Excerpted data:

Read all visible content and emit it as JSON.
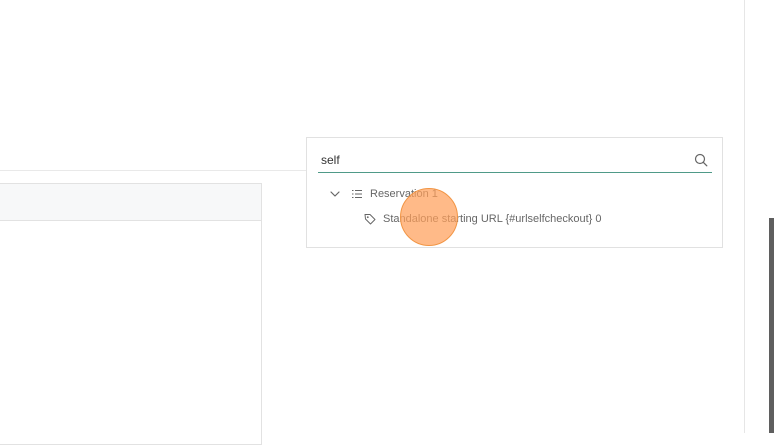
{
  "search": {
    "value": "self"
  },
  "tree": {
    "parent": {
      "label": "Reservation 1",
      "icon": "list-icon",
      "toggle_icon": "chevron-down-icon"
    },
    "child": {
      "label": "Standalone starting URL {#urlselfcheckout} 0",
      "icon": "tag-icon"
    }
  },
  "colors": {
    "accent": "#4f9a88",
    "click_marker": "#f7a565"
  }
}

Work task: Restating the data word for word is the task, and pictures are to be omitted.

Answer for the task:
Read all visible content and emit it as JSON.
{
  "search": {
    "value": "self"
  },
  "tree": {
    "parent": {
      "label": "Reservation 1",
      "icon": "list-icon",
      "toggle_icon": "chevron-down-icon"
    },
    "child": {
      "label": "Standalone starting URL {#urlselfcheckout} 0",
      "icon": "tag-icon"
    }
  },
  "colors": {
    "accent": "#4f9a88",
    "click_marker": "#f7a565"
  }
}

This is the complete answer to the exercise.